A short while later I was hauled to my feet and a smallish white boat (perhaps 4 metres) with three plains clothes army personnel came to a halt beside me on the beach. The commanding officer, a pock-mark faced man of around 35 years old masked behind aviator-style sunglasses, had his firearm drawn and ready to use. Quick verbal exchanges between the fishermen and army guys (who turned out to be with Army Intelligence) followed, the former no doubt over-dramatizing their side of the story to try and increase the value of their reward. I just went along with the whole thing as at this point I had little to gain by either resisting arrest or being difficult. The main thing was to impress upon the CO that I was just a dumb tourist who had wandered astray and not a covert operative working for a foreign government - something that would only be clarified 36 hours later at their detention centre in Abu Simbel.

With the kayak loaded into the launch we took off back towards Abu Simbel with the light now fading past. The fishermen looked so happy with themselves I felt I should say or do something to wipe the smiles from their faces. But I decided to kept my mouth shut for a change. I didn't want my new captors thinking that I knew I was actually in the wrong. Plus I actually felt a little sorry for these guys living all the way out here in this barren wilderness on their polluted island covered in their own rubbish. Who knows, perhaps they were a microcosmic example of things to come for the entire human species if we don't curb the rapacious pace at which we are using up the planet's resources? Guinea pigs in a field experiment to determine the likely outcome of life on earth?

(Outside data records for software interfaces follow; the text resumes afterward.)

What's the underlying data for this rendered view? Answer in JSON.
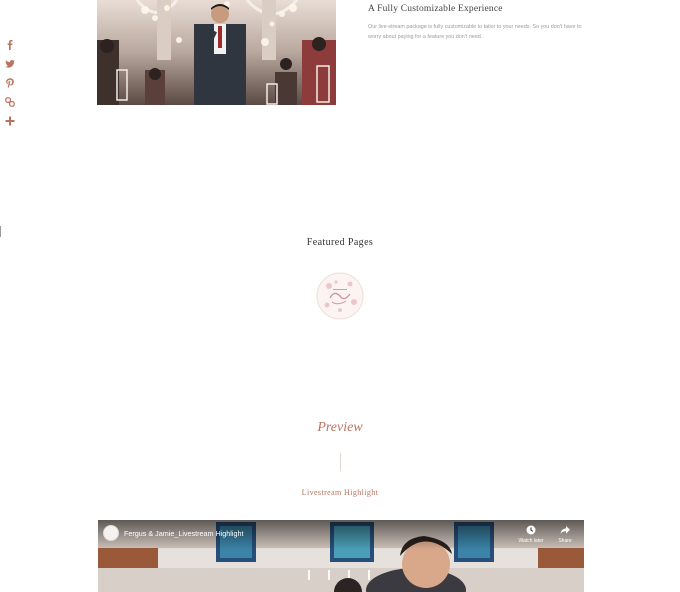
{
  "share": {
    "items": [
      {
        "name": "facebook",
        "color": "#b9735f"
      },
      {
        "name": "twitter",
        "color": "#b9735f"
      },
      {
        "name": "pinterest",
        "color": "#b9735f"
      },
      {
        "name": "copy-link",
        "color": "#b9735f"
      },
      {
        "name": "more",
        "color": "#b9735f"
      }
    ]
  },
  "feature": {
    "title": "A Fully Customizable Experience",
    "description": "Our live-stream package is fully customizable to tailor to your needs. So you don't have to worry about paying for a feature you don't need."
  },
  "featured": {
    "heading": "Featured Pages"
  },
  "preview": {
    "heading": "Preview",
    "highlight_label": "Livestream Highlight"
  },
  "video": {
    "title": "Fergus & Jamie_Livestream Highlight",
    "watch_later_label": "Watch later",
    "share_label": "Share"
  },
  "colors": {
    "accent": "#b9735f",
    "text_dark": "#333333",
    "text_muted": "#9b9b9b"
  }
}
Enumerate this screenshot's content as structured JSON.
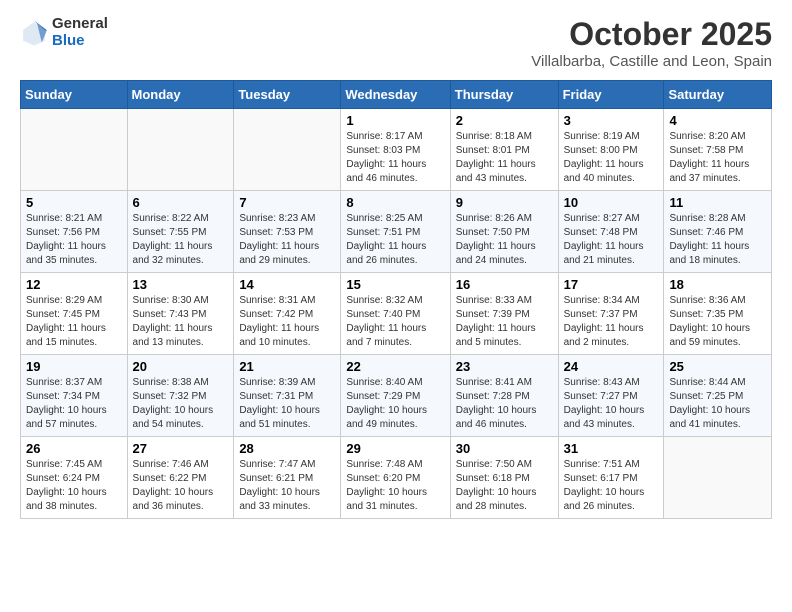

A useless string of related thoughts quietly bubbled into my mind rather than preparing mentally for my impending interrogation through the night. Strange how reflective one can become when in BIG trouble...


Posted on June 19, 2007 12:48 PM